Element data from apps and pages
○ ○ ○ ○

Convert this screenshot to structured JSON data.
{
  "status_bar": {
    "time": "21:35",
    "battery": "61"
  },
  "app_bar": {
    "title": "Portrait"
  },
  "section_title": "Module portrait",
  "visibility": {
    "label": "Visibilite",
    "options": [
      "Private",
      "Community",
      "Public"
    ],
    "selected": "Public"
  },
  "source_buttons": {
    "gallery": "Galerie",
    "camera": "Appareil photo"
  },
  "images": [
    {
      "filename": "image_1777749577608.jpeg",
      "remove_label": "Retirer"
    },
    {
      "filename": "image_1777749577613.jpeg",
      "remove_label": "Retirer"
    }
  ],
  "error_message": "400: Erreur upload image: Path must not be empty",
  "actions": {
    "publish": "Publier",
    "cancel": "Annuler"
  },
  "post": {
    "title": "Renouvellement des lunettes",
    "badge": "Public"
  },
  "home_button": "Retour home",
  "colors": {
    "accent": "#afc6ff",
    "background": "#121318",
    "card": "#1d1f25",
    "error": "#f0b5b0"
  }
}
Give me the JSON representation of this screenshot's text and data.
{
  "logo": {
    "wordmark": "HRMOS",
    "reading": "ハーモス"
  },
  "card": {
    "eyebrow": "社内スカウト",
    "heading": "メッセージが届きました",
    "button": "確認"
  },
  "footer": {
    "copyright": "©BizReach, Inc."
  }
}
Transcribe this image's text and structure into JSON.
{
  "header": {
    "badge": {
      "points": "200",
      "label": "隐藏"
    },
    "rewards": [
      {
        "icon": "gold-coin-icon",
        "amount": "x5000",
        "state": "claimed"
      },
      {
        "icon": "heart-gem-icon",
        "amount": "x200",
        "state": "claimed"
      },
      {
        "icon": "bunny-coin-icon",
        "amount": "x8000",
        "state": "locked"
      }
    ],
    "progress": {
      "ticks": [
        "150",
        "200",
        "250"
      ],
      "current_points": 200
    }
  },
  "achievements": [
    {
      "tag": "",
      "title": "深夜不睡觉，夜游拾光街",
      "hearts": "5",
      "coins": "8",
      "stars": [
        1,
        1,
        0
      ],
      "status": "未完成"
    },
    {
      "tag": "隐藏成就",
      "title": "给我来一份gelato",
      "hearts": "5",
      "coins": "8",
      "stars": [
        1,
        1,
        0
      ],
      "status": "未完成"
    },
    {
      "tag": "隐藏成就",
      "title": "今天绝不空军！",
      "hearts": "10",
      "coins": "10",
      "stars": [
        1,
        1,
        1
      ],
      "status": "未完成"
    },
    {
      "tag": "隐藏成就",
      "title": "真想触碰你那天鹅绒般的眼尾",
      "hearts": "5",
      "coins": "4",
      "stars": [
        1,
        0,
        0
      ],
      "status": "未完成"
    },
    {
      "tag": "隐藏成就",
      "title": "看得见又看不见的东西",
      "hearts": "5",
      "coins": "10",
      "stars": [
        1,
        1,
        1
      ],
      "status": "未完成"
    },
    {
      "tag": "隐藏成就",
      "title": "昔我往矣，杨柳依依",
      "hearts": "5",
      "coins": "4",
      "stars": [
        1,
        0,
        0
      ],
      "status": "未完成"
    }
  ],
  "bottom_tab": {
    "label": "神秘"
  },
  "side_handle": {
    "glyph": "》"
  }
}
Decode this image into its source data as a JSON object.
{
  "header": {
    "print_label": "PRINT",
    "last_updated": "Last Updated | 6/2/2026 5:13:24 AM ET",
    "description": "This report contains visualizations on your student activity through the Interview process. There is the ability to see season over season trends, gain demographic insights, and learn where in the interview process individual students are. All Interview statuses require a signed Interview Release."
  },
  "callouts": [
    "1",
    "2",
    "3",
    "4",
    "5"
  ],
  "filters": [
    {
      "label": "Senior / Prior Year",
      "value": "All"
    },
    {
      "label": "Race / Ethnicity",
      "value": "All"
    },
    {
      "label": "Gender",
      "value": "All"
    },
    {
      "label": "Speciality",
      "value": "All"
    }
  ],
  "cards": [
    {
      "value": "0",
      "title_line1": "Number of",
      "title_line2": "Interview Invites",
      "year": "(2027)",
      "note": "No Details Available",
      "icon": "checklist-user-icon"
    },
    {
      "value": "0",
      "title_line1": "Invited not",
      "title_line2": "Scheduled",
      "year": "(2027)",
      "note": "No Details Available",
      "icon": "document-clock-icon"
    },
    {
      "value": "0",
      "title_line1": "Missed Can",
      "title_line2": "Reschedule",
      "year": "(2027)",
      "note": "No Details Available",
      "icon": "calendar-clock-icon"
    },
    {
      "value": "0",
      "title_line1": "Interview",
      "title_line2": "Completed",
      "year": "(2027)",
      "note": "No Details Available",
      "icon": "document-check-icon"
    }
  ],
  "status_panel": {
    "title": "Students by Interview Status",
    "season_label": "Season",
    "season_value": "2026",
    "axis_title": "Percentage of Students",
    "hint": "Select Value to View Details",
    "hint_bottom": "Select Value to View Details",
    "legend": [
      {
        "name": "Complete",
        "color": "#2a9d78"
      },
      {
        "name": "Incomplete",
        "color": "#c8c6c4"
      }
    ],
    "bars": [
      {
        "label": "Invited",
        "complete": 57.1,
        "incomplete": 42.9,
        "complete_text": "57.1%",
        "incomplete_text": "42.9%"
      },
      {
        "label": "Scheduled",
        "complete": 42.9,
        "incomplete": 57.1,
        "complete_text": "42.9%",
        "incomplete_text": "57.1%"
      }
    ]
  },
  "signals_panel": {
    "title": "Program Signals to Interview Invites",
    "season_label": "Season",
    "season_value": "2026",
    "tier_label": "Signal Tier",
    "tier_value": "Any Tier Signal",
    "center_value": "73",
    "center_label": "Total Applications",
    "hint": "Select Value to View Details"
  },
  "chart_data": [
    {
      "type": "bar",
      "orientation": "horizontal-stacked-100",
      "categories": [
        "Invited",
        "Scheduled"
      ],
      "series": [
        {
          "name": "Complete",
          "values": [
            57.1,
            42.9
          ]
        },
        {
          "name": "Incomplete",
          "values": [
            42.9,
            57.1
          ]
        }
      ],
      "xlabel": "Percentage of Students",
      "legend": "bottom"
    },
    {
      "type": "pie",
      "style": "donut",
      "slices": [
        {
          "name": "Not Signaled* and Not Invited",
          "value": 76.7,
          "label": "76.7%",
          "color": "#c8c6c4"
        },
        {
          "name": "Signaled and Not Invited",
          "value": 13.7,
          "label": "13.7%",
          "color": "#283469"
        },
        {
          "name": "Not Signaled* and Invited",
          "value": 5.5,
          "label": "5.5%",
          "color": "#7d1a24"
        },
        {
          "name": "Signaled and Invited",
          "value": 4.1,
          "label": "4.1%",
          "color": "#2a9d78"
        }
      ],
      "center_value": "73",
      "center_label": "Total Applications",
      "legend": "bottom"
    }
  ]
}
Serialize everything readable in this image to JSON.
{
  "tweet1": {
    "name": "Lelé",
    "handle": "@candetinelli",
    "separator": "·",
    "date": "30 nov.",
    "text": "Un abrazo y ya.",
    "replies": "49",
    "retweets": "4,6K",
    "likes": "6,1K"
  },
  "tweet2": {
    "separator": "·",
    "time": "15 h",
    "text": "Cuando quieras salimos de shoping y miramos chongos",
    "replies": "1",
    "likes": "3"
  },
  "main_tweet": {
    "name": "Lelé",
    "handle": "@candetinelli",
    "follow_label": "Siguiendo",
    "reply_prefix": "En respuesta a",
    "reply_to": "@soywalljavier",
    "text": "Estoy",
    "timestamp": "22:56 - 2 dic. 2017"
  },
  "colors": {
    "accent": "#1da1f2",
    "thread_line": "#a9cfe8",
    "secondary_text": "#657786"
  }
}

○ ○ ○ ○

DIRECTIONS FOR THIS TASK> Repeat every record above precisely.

SOLUTION>
Convert this screenshot to structured JSON data.
{
  "status_bar": {
    "time": "21:35",
    "battery": "61"
  },
  "app_bar": {
    "title": "Portrait"
  },
  "section_title": "Module portrait",
  "visibility": {
    "label": "Visibilite",
    "options": [
      "Private",
      "Community",
      "Public"
    ],
    "selected": "Public"
  },
  "source_buttons": {
    "gallery": "Galerie",
    "camera": "Appareil photo"
  },
  "images": [
    {
      "filename": "image_1777749577608.jpeg",
      "remove_label": "Retirer"
    },
    {
      "filename": "image_1777749577613.jpeg",
      "remove_label": "Retirer"
    }
  ],
  "error_message": "400: Erreur upload image: Path must not be empty",
  "actions": {
    "publish": "Publier",
    "cancel": "Annuler"
  },
  "post": {
    "title": "Renouvellement des lunettes",
    "badge": "Public"
  },
  "home_button": "Retour home",
  "colors": {
    "accent": "#afc6ff",
    "background": "#121318",
    "card": "#1d1f25",
    "error": "#f0b5b0"
  }
}
Give me the JSON representation of this screenshot's text and data.
{
  "logo": {
    "wordmark": "HRMOS",
    "reading": "ハーモス"
  },
  "card": {
    "eyebrow": "社内スカウト",
    "heading": "メッセージが届きました",
    "button": "確認"
  },
  "footer": {
    "copyright": "©BizReach, Inc."
  }
}
Transcribe this image's text and structure into JSON.
{
  "header": {
    "badge": {
      "points": "200",
      "label": "隐藏"
    },
    "rewards": [
      {
        "icon": "gold-coin-icon",
        "amount": "x5000",
        "state": "claimed"
      },
      {
        "icon": "heart-gem-icon",
        "amount": "x200",
        "state": "claimed"
      },
      {
        "icon": "bunny-coin-icon",
        "amount": "x8000",
        "state": "locked"
      }
    ],
    "progress": {
      "ticks": [
        "150",
        "200",
        "250"
      ],
      "current_points": 200
    }
  },
  "achievements": [
    {
      "tag": "",
      "title": "深夜不睡觉，夜游拾光街",
      "hearts": "5",
      "coins": "8",
      "stars": [
        1,
        1,
        0
      ],
      "status": "未完成"
    },
    {
      "tag": "隐藏成就",
      "title": "给我来一份gelato",
      "hearts": "5",
      "coins": "8",
      "stars": [
        1,
        1,
        0
      ],
      "status": "未完成"
    },
    {
      "tag": "隐藏成就",
      "title": "今天绝不空军！",
      "hearts": "10",
      "coins": "10",
      "stars": [
        1,
        1,
        1
      ],
      "status": "未完成"
    },
    {
      "tag": "隐藏成就",
      "title": "真想触碰你那天鹅绒般的眼尾",
      "hearts": "5",
      "coins": "4",
      "stars": [
        1,
        0,
        0
      ],
      "status": "未完成"
    },
    {
      "tag": "隐藏成就",
      "title": "看得见又看不见的东西",
      "hearts": "5",
      "coins": "10",
      "stars": [
        1,
        1,
        1
      ],
      "status": "未完成"
    },
    {
      "tag": "隐藏成就",
      "title": "昔我往矣，杨柳依依",
      "hearts": "5",
      "coins": "4",
      "stars": [
        1,
        0,
        0
      ],
      "status": "未完成"
    }
  ],
  "bottom_tab": {
    "label": "神秘"
  },
  "side_handle": {
    "glyph": "》"
  }
}
Decode this image into its source data as a JSON object.
{
  "header": {
    "print_label": "PRINT",
    "last_updated": "Last Updated | 6/2/2026 5:13:24 AM ET",
    "description": "This report contains visualizations on your student activity through the Interview process. There is the ability to see season over season trends, gain demographic insights, and learn where in the interview process individual students are. All Interview statuses require a signed Interview Release."
  },
  "callouts": [
    "1",
    "2",
    "3",
    "4",
    "5"
  ],
  "filters": [
    {
      "label": "Senior / Prior Year",
      "value": "All"
    },
    {
      "label": "Race / Ethnicity",
      "value": "All"
    },
    {
      "label": "Gender",
      "value": "All"
    },
    {
      "label": "Speciality",
      "value": "All"
    }
  ],
  "cards": [
    {
      "value": "0",
      "title_line1": "Number of",
      "title_line2": "Interview Invites",
      "year": "(2027)",
      "note": "No Details Available",
      "icon": "checklist-user-icon"
    },
    {
      "value": "0",
      "title_line1": "Invited not",
      "title_line2": "Scheduled",
      "year": "(2027)",
      "note": "No Details Available",
      "icon": "document-clock-icon"
    },
    {
      "value": "0",
      "title_line1": "Missed Can",
      "title_line2": "Reschedule",
      "year": "(2027)",
      "note": "No Details Available",
      "icon": "calendar-clock-icon"
    },
    {
      "value": "0",
      "title_line1": "Interview",
      "title_line2": "Completed",
      "year": "(2027)",
      "note": "No Details Available",
      "icon": "document-check-icon"
    }
  ],
  "status_panel": {
    "title": "Students by Interview Status",
    "season_label": "Season",
    "season_value": "2026",
    "axis_title": "Percentage of Students",
    "hint": "Select Value to View Details",
    "hint_bottom": "Select Value to View Details",
    "legend": [
      {
        "name": "Complete",
        "color": "#2a9d78"
      },
      {
        "name": "Incomplete",
        "color": "#c8c6c4"
      }
    ],
    "bars": [
      {
        "label": "Invited",
        "complete": 57.1,
        "incomplete": 42.9,
        "complete_text": "57.1%",
        "incomplete_text": "42.9%"
      },
      {
        "label": "Scheduled",
        "complete": 42.9,
        "incomplete": 57.1,
        "complete_text": "42.9%",
        "incomplete_text": "57.1%"
      }
    ]
  },
  "signals_panel": {
    "title": "Program Signals to Interview Invites",
    "season_label": "Season",
    "season_value": "2026",
    "tier_label": "Signal Tier",
    "tier_value": "Any Tier Signal",
    "center_value": "73",
    "center_label": "Total Applications",
    "hint": "Select Value to View Details"
  },
  "chart_data": [
    {
      "type": "bar",
      "orientation": "horizontal-stacked-100",
      "categories": [
        "Invited",
        "Scheduled"
      ],
      "series": [
        {
          "name": "Complete",
          "values": [
            57.1,
            42.9
          ]
        },
        {
          "name": "Incomplete",
          "values": [
            42.9,
            57.1
          ]
        }
      ],
      "xlabel": "Percentage of Students",
      "legend": "bottom"
    },
    {
      "type": "pie",
      "style": "donut",
      "slices": [
        {
          "name": "Not Signaled* and Not Invited",
          "value": 76.7,
          "label": "76.7%",
          "color": "#c8c6c4"
        },
        {
          "name": "Signaled and Not Invited",
          "value": 13.7,
          "label": "13.7%",
          "color": "#283469"
        },
        {
          "name": "Not Signaled* and Invited",
          "value": 5.5,
          "label": "5.5%",
          "color": "#7d1a24"
        },
        {
          "name": "Signaled and Invited",
          "value": 4.1,
          "label": "4.1%",
          "color": "#2a9d78"
        }
      ],
      "center_value": "73",
      "center_label": "Total Applications",
      "legend": "bottom"
    }
  ]
}
Serialize everything readable in this image to JSON.
{
  "tweet1": {
    "name": "Lelé",
    "handle": "@candetinelli",
    "separator": "·",
    "date": "30 nov.",
    "text": "Un abrazo y ya.",
    "replies": "49",
    "retweets": "4,6K",
    "likes": "6,1K"
  },
  "tweet2": {
    "separator": "·",
    "time": "15 h",
    "text": "Cuando quieras salimos de shoping y miramos chongos",
    "replies": "1",
    "likes": "3"
  },
  "main_tweet": {
    "name": "Lelé",
    "handle": "@candetinelli",
    "follow_label": "Siguiendo",
    "reply_prefix": "En respuesta a",
    "reply_to": "@soywalljavier",
    "text": "Estoy",
    "timestamp": "22:56 - 2 dic. 2017"
  },
  "colors": {
    "accent": "#1da1f2",
    "thread_line": "#a9cfe8",
    "secondary_text": "#657786"
  }
}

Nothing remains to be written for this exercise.